The map below shows you where you’re ranking at different places on the map. Green for positions 1-3, orange for positions 4-10 and red for positions 10+.
Hovering over the individual grid points reveals who the competitors are for each one.
If you see the letters NF here they stand for ‘Not Found’. This means that Google was unable to find your business in the top 20 results for this grid point.
If your business isn’t the top 20 results, but we have more than one page we will show it as 21+ plus. This is because we only look at the data pulled in on page 1 results, anything greater than 21+ is not a good score to get on Google Maps.
You can also click the grid points and pop up will appear (see image below) giving you further details on your competitors, such as their proximity to your business and how many reviews they have.
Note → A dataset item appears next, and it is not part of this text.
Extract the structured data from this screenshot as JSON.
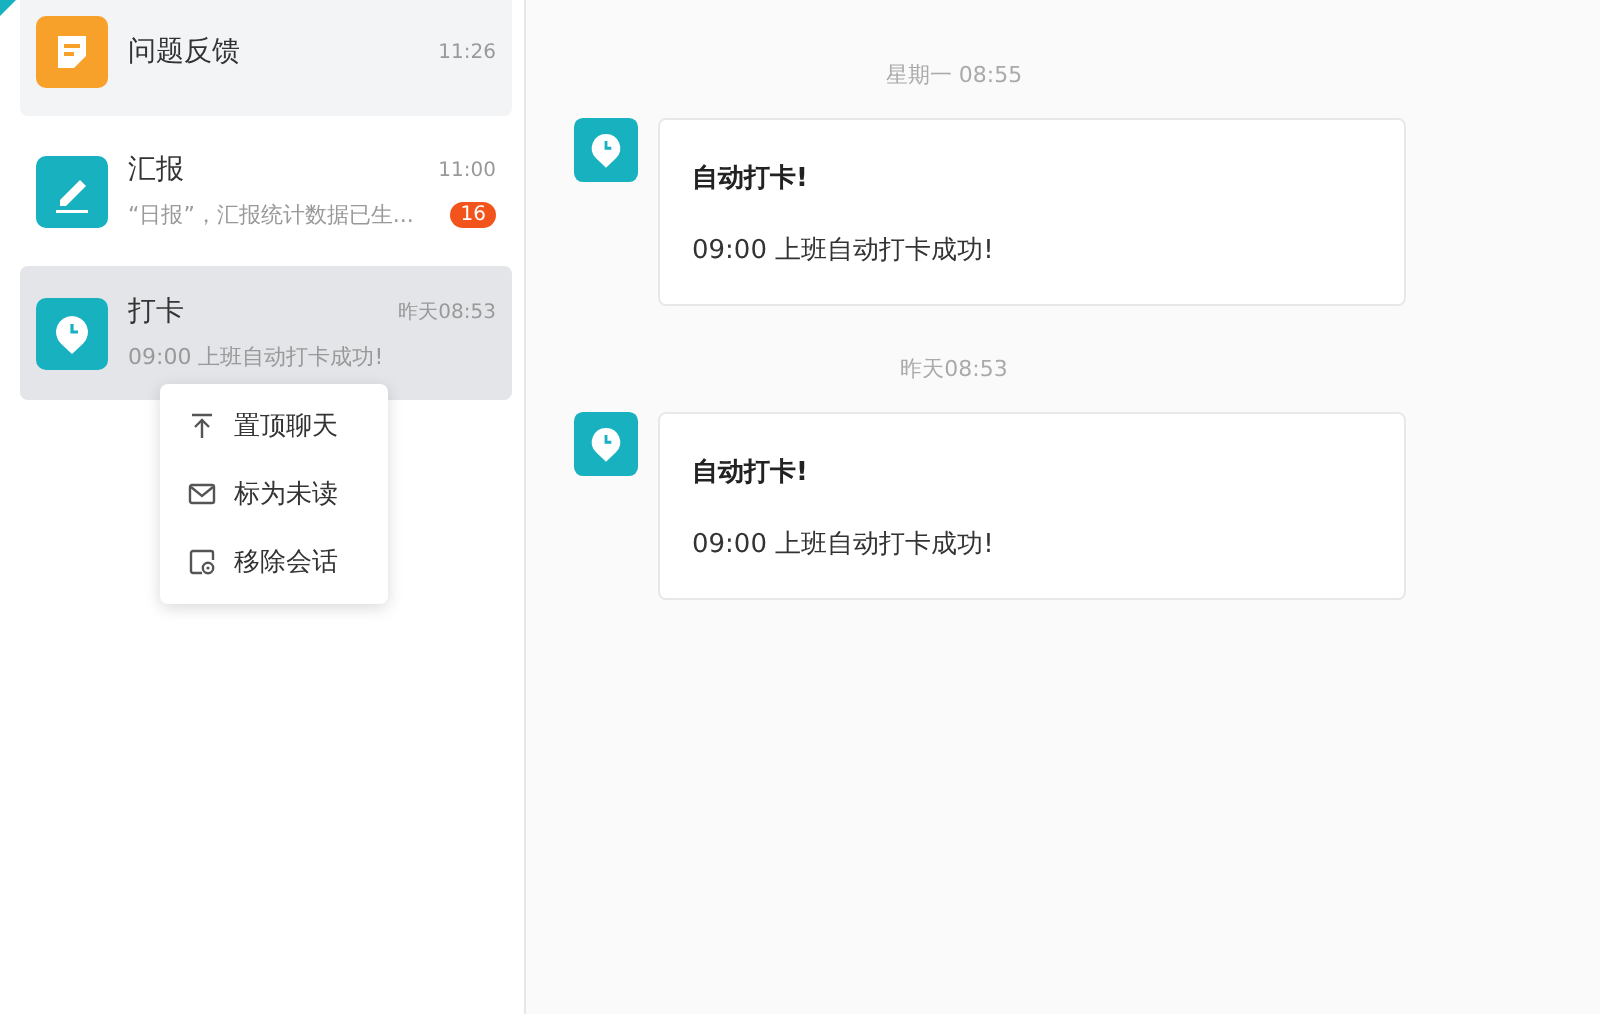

Scrolling down, the next table gives you an even better idea of who you’re actually competing against so you can start to build a strategy for improvement.
Business Name: This is the business name of the competitor.
Avg Rank: Tells you the competitor’s average ranking score.
Reviews: Gives you the number of customer reviews the competitor has.
Rating: Lets you know the competitor’s average star rating.
Category: Gives you the primary category a competitor is using in their Google My Business profile.
For example, if you notice in your own report that you have a similar number of reviews and star-ratings as your top competitors but that your category is set to something completely different, you might think about changing the primary category in your Google My Business profile to match theirs so you can try to rank higher.
For a side-by-side comparison and to see a competitor's rankings on a grid, click on a competitor's name in the table (as shown in the red box below).
A pop up will appear showing you the competitor’s rankings by grid points.
Back in the main report, the map below the table shows you where the competitors in the table are situated, so you can see how close they actually are.
If at any time you want to edit or re-run the report, simply click the ‘Actions’ button.